“I am now giving my experiences honestly and truthfully, and thought for thought, if not word for word, as they happened.”
In last week’s overview we left Davies in a reflective mood, walking the outskirts of London, “sometimes making sixpence, and always less than a shilling a day”, with which he must purchase bed, food and “occasionally a couple of dozen laces.” He increasingly finds his ambulatory existence monotonous and longs to succeed as a writer.
We begin the first of several short chapters with ‘A Day’s Companion’ (Chapter XXIX) and Davies in full anecdotal flow, relating the tale of the old man and the blackberries, before moving on to Chapter XXX (‘The Fortune’) and a story of fellow tramp, James Macquire, who cunningly tricks the landlord of a beer-house into subsidising him generous sums of money before disappearing without trace.
In Chapter XXXI (‘Some Ways of Making a Living’) he considers the various methods a wanderer might employ to earn sufficient money to pay for bed and board – he refers to this as “a beggar’s profession” and relates the story of Long John, a man he meets in Oxford, and his bid to make a shilling from an old army officer. However, in Chapter XXXII (‘At Last’), his tone becomes far more despondent as he describes himself as at his “wits’ end to procure food and shelter.” He is “heartily sick of this wandering from town to town” and returns once more to London and the Farmhouse after five months on the road.
“No one man in a common lodging house is supposed to be regarded with any special favour. The common kitchen is his library, his dining room and his parlour…”
Once settled, Davies collects together his writings and begins to prepare work “for the press”. On receiving his money (the interest on his late grandmother’s endowment) in the first week of January, he is shown much kindness by a printer who places his MS “in the hands of a good reader”, a gentleman “put to considerable trouble being baffled and interested in turns.” He describes both printer and reader as being “at great pains and patience to make the work better than it was” – which one assumes means they edit his work ready for publication. He receives his first printed copy in early March.

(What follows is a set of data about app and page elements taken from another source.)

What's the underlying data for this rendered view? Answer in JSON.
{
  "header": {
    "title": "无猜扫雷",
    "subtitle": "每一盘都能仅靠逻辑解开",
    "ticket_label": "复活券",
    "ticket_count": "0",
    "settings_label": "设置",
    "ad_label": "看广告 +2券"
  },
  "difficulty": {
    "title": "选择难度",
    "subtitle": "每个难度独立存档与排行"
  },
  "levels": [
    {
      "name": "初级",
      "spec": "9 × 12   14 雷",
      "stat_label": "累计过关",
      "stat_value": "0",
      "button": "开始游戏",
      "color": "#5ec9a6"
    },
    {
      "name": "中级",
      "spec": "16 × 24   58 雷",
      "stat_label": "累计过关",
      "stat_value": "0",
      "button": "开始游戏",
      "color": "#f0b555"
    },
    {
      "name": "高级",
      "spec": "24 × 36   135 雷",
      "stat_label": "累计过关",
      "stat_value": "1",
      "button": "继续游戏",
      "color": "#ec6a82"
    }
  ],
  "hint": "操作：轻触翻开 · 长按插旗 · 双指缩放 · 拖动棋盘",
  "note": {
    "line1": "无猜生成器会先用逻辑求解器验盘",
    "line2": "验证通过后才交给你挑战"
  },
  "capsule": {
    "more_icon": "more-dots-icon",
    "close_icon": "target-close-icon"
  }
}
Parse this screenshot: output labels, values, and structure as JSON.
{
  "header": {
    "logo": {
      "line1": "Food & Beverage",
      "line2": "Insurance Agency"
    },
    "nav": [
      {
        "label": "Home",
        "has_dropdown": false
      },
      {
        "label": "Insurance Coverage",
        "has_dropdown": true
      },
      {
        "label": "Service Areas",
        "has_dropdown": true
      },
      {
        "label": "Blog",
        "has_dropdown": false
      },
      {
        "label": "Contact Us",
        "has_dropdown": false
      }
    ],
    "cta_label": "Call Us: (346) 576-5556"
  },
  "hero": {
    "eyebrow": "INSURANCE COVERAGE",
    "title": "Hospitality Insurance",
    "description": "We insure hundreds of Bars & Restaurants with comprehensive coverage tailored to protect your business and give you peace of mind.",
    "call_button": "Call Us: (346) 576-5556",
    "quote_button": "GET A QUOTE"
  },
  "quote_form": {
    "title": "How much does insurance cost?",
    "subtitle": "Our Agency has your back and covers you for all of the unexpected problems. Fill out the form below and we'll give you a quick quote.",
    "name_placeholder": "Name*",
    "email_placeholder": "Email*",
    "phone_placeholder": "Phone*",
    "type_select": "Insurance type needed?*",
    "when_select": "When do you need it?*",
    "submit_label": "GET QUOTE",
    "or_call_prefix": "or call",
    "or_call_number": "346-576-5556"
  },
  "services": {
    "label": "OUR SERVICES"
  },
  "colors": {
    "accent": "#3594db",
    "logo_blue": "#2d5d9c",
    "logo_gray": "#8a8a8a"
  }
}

As a result of his printer sending thirty copies of this poetry collection to “various papers,” two “slim reviews” follow. It is disappointing, and his disillusionment leads to bouts of drinking and thoughts of destroying his work – “the whole two hundred and odd copies,” which are locked in his room. Thankfully, the difficulties involved in achieving this prevent him from impulsively doing so. He therefore continues to “distribute the books here and there, sending them to successful people”, several of whom send him “the price of the book”.
Interest begins to grow in Davies’s work. A well-known Irish playwright comes to his assistance, notices appear in prominent publications, interviews follow, which ultimately lead to fame. He describes it as “like a dream”. In his “most conceited moments [he has] not expected such an amount of praise”.
After such jubilation at finally succeeding as a writer, Davies writes a rather glum final chapter (‘A House to Let’) about “ill luck” not allowing him to “escape without another scratch.” He relates his legal woes over renting a large villa overlooking the River Severn. He concludes with stern advice: “Never live in a house next door to your landlady or landlord”.
Davies is thirty-five years of age when his chronicle ends. In these final chapters we see him looking back on his extraordinary life and shaking his head at his younger self. Although prone to the occasional hubristic pronouncement, he has a depreciating sense of humour and frequently mocks his youthful complacency and arrogance.
Lengthy but immensely entertaining anecdotes are a feature of this closing section, but he makes clear he has paid a heavy price for his ‘freedom’. Latterly, feelings of despair and worthlessness almost lead to his ruin, but he never gives up, and eventually accomplishes his dream of becoming a respected writer.
The Autobiography of a Super-tramp is now regarded as a classic.
“No person seemed inclined to start me on the road to fame, but as soon as I had made an audacious step or two, I was taken up, passed quickly on from stage to stage, and given free rides farther than I expected.”
Please share your thoughts on chapters 29-34 of The Autobiography of a Super-Tramp.
This is my eighth choice for The Classics Club.